(Excerpts from an interface dataset)
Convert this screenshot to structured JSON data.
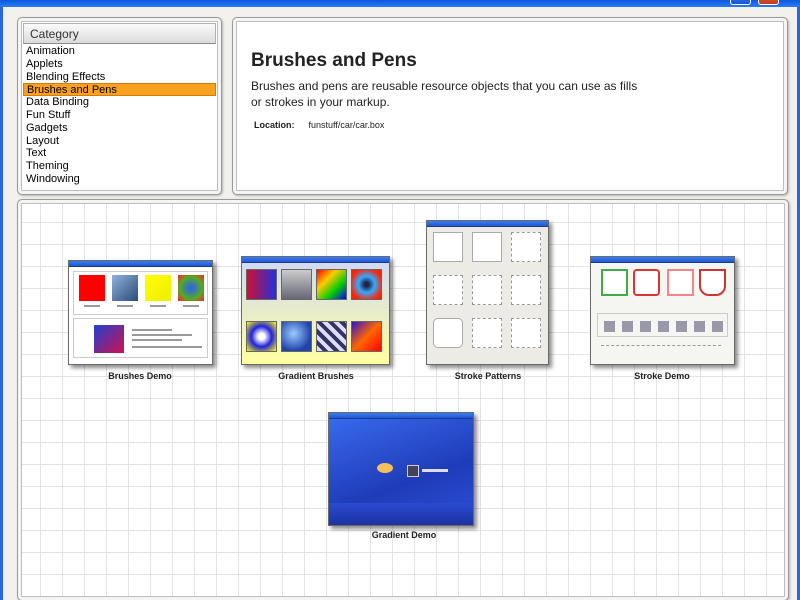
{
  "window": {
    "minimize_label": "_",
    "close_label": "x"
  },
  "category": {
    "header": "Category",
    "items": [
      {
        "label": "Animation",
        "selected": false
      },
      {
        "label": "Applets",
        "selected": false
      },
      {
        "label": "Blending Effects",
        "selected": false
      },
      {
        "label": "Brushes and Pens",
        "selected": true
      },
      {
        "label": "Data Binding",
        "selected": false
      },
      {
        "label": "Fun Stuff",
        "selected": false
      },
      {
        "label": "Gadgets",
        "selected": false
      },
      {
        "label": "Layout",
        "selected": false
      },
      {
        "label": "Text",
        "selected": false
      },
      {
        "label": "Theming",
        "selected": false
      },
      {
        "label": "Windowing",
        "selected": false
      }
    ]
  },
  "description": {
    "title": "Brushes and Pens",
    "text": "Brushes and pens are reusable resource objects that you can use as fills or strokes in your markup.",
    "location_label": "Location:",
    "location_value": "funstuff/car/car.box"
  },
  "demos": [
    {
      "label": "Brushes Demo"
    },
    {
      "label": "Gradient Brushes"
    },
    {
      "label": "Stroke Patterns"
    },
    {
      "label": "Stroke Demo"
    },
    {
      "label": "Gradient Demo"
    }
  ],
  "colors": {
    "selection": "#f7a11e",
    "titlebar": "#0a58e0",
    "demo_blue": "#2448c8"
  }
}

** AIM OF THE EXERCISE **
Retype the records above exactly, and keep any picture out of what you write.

** RESULT OF THIS EXERCISE **
Convert this screenshot to structured JSON data.
{
  "window": {
    "minimize_label": "_",
    "close_label": "x"
  },
  "category": {
    "header": "Category",
    "items": [
      {
        "label": "Animation",
        "selected": false
      },
      {
        "label": "Applets",
        "selected": false
      },
      {
        "label": "Blending Effects",
        "selected": false
      },
      {
        "label": "Brushes and Pens",
        "selected": true
      },
      {
        "label": "Data Binding",
        "selected": false
      },
      {
        "label": "Fun Stuff",
        "selected": false
      },
      {
        "label": "Gadgets",
        "selected": false
      },
      {
        "label": "Layout",
        "selected": false
      },
      {
        "label": "Text",
        "selected": false
      },
      {
        "label": "Theming",
        "selected": false
      },
      {
        "label": "Windowing",
        "selected": false
      }
    ]
  },
  "description": {
    "title": "Brushes and Pens",
    "text": "Brushes and pens are reusable resource objects that you can use as fills or strokes in your markup.",
    "location_label": "Location:",
    "location_value": "funstuff/car/car.box"
  },
  "demos": [
    {
      "label": "Brushes Demo"
    },
    {
      "label": "Gradient Brushes"
    },
    {
      "label": "Stroke Patterns"
    },
    {
      "label": "Stroke Demo"
    },
    {
      "label": "Gradient Demo"
    }
  ],
  "colors": {
    "selection": "#f7a11e",
    "titlebar": "#0a58e0",
    "demo_blue": "#2448c8"
  }
}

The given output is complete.